Jordan’s counterpoint to all this oceanic flora and fauna are silly renditions of cartoonish glass fishes and octopi. In “Gluttony” for instance, the artist renders the Jessica Rabbit-version of “fish” — an absurdly pouty pop-eyed flirt that puckers its enormous crimson lips as if to plant a kiss on Neptune himself. In similarly Disneyish images arranged in a block of nine 4-by-6-inch photos there is a seahorse with a curlicue tail, a swordfish wearing a sly expression and a school bus yellow octopus. The works are self-consciously fraudulent visions of what goes on in the kiddy fantasy world “down there.”

Jordan seems to be making some contrast between these faux-fishy images of glass sea creatures on one hand with the similarly vivid, outrageously colored actual marine life in other works. But Jordan also includes additional C-prints and black-and-white images in a more realistic mode, which contrast with this aforementioned strain of artifice. For example, the image of the rippled, delicate, translucent contours of a jellyfish body in “Jelly” are authentically detailed, in stark contrast to some of the other work. In a smaller number of black-and-white images, Jordan is clearly fascinated by the realism of textures and surfaces. Other work shows an interest in the circle invoked in fish eyes, which meet our gaze as orbs of corral in “Multiple Feed.” Such fragments of interesting forms and ideas, however, tend to be swamped in a muddled project. The artist clearly has a knack for seducing the viewer’s eye with her punchy, maxed-out color scheme and whimsical faux-creatures.

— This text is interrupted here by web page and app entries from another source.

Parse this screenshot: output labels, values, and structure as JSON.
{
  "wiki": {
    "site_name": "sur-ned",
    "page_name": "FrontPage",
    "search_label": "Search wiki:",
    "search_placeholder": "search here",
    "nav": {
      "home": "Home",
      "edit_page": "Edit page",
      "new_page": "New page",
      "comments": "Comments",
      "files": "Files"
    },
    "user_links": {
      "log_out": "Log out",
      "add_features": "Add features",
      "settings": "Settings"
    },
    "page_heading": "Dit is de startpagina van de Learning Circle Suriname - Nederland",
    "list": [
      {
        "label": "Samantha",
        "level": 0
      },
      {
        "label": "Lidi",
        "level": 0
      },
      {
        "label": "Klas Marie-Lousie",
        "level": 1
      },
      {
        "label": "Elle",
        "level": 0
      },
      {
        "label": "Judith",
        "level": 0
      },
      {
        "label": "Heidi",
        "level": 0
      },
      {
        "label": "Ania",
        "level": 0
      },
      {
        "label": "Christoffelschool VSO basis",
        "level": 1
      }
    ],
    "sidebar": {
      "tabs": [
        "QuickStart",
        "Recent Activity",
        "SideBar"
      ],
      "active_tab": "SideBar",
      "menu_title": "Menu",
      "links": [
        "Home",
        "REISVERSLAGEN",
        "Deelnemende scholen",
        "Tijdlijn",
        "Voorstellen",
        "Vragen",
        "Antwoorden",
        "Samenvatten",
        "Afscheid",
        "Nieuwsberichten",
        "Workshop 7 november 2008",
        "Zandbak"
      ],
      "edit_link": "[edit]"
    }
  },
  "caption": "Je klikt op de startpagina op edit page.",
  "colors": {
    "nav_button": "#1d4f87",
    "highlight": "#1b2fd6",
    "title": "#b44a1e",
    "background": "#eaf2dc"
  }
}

But any effort to look for conceptual or narrative ideas tends to go unrewarded. Submerged takes stabs at some environmental or spiritual message but is more engaging as a formal study in color and texture.

There are moments of something more meaningful and laden with possibility in Submerged, when Jordan is able to convey an element of mystery and sensuality in her ocean creatures not unlike Georgia O’Keeffe’s or Robert Mapplethorpe’s erotic portraiture of flowers. A seashell captured in “Single Feed,” for instance, has a delicate conical ivory surface that ends in a petal pink tip that immediately suggests a woman’s breast. And there is something equally mesmerizing in the grainy black-and-white image “Sigmund” of a seahorse’s tail dangling against an infinite plain background. There is a sense of the familiar and the confoundingly strange that makes such images remarkably odd and compelling and offers a possibility of yet-to-be-explored depth in Jordan’s deep sea project.

Submerged runs through Feb. 1 at Momus Gallery, Tula Art Center, 75 Bennett St., Suite D-2. Tues.-Sat. 11 a.m.-5 p.m. and by appointment. 404-355-4180.